By: James Ochoa – Student Journalist
Our teachers have always told us that America is this place is a land of opportunity, where people from all over the world come in search of this so-called American dream, but when the same kind of people always talk about being American, it always goes back to how much you can talk, walk and act like a white guy.
It is because of this reason of why I personally, I have never purely identified as an American. Not once. There is a word from back home that describes American-born Filipinos like me – Amboy. It’s a short portmanteau combining the words and meaning “American Boy” – one that you hope would take you on a trip someday because he’s from New York, or LA. Estelle aside, our bread and butter is not pan de sal and star margarine, rather bagels with Taylor ham, bacon and eggs. You know the deal.
This syndrome revolves around every immigrant group. For example, Tony Soprano (may God rest the soul of James Gandolfini) famously cited that he didn’t like to associate with Italian-Americans that he identified as “merigan”, someone that “eats his Sunday gravy out of a jar.”
Among Filipino Americans in America, there is a term for this kind of assimilation – whitewashed. I was called that, many of my friends, family and acquaintances were called that and if you are anything besides pure, unadulterated and unpasteurized WASP-white, probably you too.
Me? I first became familiar with the term whitewashed back in middle school because I was called that.
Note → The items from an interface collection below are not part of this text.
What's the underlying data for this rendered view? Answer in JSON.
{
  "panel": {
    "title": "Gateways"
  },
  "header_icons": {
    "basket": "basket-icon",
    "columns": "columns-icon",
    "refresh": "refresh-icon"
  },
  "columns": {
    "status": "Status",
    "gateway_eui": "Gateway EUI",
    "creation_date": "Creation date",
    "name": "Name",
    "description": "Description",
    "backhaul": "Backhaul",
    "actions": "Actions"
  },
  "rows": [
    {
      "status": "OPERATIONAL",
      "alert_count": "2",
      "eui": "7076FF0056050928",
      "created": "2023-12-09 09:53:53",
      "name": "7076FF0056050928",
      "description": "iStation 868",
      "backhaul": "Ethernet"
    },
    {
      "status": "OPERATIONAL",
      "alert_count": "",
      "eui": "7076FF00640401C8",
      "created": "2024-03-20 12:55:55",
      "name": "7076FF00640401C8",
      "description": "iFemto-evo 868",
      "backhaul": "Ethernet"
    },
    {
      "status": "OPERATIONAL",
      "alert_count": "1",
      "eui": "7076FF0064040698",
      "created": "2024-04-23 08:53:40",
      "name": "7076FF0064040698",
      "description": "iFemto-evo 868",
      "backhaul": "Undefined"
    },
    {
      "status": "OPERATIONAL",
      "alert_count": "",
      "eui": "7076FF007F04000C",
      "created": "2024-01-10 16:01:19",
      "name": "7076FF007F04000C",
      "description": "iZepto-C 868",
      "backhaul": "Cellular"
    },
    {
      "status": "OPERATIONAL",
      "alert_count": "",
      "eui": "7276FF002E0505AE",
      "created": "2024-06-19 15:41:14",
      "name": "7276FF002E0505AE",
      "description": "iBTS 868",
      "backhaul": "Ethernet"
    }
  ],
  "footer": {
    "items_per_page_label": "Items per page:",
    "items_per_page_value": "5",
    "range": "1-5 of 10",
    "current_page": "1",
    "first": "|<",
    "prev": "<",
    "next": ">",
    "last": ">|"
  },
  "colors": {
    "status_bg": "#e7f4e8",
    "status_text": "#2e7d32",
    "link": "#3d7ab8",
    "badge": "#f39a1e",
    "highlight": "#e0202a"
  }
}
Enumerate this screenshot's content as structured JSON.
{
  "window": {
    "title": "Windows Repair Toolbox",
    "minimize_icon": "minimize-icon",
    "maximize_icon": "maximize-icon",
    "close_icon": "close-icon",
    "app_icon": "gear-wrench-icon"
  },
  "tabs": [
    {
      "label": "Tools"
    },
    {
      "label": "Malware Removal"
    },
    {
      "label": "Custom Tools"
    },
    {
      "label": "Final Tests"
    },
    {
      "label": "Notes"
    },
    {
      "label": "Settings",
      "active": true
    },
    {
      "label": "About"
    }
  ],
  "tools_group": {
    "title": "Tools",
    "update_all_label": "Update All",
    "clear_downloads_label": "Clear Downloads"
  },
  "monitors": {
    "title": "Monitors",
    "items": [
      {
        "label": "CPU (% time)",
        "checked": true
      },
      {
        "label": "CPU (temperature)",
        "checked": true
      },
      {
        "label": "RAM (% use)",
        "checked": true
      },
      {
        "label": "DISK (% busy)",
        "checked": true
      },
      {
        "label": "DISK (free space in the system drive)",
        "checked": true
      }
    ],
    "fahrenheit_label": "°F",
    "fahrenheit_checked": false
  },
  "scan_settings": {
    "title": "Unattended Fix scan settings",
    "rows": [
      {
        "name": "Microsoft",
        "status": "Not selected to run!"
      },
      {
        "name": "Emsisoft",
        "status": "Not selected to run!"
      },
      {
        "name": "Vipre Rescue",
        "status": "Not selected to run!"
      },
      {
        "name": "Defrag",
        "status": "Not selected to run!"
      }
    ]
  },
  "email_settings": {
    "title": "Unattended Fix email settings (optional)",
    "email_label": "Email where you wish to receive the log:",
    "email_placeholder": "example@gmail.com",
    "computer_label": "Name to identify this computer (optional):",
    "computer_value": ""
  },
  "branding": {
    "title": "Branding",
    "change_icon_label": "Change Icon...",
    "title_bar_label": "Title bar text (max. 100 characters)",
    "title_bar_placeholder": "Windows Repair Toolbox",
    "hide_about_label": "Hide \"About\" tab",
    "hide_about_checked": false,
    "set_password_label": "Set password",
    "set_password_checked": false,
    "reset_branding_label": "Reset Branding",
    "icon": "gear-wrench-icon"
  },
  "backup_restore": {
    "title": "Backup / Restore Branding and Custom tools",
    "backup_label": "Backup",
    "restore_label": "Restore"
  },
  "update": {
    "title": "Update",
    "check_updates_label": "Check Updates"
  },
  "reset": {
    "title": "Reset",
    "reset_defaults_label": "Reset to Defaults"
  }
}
The reasoning? I hung out with white kids instead of the cohort of other Filipino and Asian students.
You see how stupid this is?
Whether you claim to be “cultured” or not, you cannot deny the fact that people are of the background that they are. The Filipino-American experience is not just one idea or story; mine is part of a web that consists of a rich history that stretches multiple generations.
It’s not about how much Tagalog you speak, pinakbet you shovel in your mouth or if you have AJ Rafael or James Reid in your Spotify playlists; the Filipino in your blood bleeds as red as ours.
When I visited the Philippines for the first time in 2019, I was surprised at how accepting my relatives and other Filipinos that I encountered were. I was curious about my home, and they were curious of what it is like to live in America; a true cultural exchange to me because I didn’t feel any judgement.
Up until this time, there were points in my life where I really doubted the existence of my identity, whether the Filipino in me is just a label or something that I fall back on just to feel safe; especially during times where the American part fails me culturally and sociopolitically.
It finally dawned on me; they’re just like me. We might not speak the same language nor do we have the same life experiences, but we have the ability to be curious and willing to learn about each other.
That is why I am proud to say Amboy ako.
I am an Amboy. There is nothing wrong about calling myself that and my Filipino American experience is just as important as anyone else’s.
On this FIlipino American History Month, we can celebrate the fact that Filipino Americans have made so much prominence and progress. People like Olivia Rodrigo breaking through in pop music, Darren Criss on screen, Neek Lurk with streetwear and so on and so forth, but we tend to focus too much on people and their achievements and fail to recognize the nuances in their lives as well.
Even if you are not Filipino American, take some time to look back, reflect and learn about how your identity has had a presence in your life and how the ethnic blood you carry influences it at all. You might surprise yourself.
Happy Filipino American History Month! Ingat.